Why are we just learning about the true extent of this hack?

Data breach discovery and reporting is a fairly slow process. Verizon’s annual Data Breach Investigations Report has consistently found that internal discovery of breaches can take weeks or months. Given a large number of factors that go into investigating breaches, this isn’t too surprising. Good hackers know how to cover their tracks and mislead, which can lengthen investigations. Additionally, not every organization is going to have the same type of resources for investigating breaches. In the case of Yahoo, it is strange that the former tech giant took more than two years to report a breach, but some experts suspect that over the past few years Yahoo sacrificed security for consumer convenience. Given that resources within the organization were diverted away from security initiatives, it’s possible that this hindered any attempts at a timely response to these breaches or the ability to spot them early.
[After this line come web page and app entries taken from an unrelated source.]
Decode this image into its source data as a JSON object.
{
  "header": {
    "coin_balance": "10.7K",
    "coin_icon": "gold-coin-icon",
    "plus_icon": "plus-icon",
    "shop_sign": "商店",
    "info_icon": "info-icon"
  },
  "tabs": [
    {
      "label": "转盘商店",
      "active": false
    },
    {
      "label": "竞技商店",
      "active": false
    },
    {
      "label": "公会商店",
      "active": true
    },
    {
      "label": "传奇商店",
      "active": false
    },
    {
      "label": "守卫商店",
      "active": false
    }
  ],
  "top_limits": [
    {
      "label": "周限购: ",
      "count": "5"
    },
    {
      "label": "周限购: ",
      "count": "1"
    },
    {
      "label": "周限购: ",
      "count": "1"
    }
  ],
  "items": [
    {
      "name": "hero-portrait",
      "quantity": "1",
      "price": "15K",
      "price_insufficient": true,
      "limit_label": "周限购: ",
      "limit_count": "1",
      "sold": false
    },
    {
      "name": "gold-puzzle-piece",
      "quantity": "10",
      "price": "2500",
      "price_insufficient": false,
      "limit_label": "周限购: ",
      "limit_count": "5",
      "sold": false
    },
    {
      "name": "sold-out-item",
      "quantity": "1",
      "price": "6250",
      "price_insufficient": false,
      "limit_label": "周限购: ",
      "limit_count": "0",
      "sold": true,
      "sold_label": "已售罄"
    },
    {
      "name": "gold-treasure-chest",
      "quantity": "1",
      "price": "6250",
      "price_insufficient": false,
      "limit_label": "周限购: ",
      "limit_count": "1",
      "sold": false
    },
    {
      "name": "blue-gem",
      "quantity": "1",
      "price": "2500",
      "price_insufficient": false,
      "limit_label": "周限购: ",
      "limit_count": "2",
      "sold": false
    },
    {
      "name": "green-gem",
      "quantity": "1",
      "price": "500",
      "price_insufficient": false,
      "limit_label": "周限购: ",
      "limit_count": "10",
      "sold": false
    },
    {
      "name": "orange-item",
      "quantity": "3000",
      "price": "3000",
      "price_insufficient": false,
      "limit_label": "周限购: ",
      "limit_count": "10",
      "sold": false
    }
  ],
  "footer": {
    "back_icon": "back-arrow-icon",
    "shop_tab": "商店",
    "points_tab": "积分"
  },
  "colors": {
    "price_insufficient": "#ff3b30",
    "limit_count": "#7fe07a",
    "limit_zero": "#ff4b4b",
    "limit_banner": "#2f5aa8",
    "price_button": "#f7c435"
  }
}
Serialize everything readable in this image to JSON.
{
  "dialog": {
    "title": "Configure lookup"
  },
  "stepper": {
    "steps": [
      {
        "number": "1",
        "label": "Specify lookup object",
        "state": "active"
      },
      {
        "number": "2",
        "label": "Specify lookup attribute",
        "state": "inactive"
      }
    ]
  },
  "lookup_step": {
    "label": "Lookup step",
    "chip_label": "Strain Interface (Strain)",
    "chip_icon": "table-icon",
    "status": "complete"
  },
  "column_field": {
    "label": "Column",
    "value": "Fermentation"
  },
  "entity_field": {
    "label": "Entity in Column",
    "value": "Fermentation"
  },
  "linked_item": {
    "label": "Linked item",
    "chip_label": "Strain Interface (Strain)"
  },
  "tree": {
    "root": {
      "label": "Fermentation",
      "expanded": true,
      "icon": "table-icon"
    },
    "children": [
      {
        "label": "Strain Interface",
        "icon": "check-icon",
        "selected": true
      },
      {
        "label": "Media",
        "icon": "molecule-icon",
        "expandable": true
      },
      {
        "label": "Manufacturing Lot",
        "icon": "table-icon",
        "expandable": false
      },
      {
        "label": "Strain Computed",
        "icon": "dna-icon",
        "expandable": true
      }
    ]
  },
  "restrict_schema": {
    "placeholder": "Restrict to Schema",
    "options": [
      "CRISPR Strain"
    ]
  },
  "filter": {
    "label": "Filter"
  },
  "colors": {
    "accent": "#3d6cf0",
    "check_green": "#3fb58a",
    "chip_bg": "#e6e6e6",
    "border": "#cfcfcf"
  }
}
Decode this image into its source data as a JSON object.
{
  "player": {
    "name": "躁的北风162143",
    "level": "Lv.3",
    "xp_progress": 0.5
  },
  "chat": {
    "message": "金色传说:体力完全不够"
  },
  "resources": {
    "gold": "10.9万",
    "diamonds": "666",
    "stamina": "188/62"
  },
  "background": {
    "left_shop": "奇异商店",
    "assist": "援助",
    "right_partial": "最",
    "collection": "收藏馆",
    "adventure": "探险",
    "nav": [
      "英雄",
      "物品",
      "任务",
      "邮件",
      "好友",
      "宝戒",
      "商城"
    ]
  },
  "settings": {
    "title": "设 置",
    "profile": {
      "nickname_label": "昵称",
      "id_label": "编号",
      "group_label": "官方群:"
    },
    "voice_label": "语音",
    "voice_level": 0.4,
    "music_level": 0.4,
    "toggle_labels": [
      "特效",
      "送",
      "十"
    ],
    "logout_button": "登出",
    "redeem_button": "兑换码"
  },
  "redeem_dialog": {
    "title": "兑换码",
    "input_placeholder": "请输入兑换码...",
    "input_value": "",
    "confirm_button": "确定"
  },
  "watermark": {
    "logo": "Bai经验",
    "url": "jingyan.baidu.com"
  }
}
The Yahoo breaches, while frightening, provide important lessons for other organizations and consumers. The key takeaway is that cybersecurity is essential to both organizations and consumers. Another takeaway is that breach alerts and announcements can be vague (usually intentionally) or incomplete — something Equifax’s latest announcement has also taught us. While we knew the 2013 breach investigation process was incomplete when it was first announced in December of last year, few would have guessed that every Yahoo user had their account compromised. As such, whenever a breach has been announced, a consumer’s best defense is to beef up their cybersecurity, like changing your passwords, even if it isn’t confirmed or known who was impacted.

Follow our Yahoo breach blog to keep up with this breach, and stay tuned to our data breach blog to learn about the top breach-related stories and find out how to protect yourself.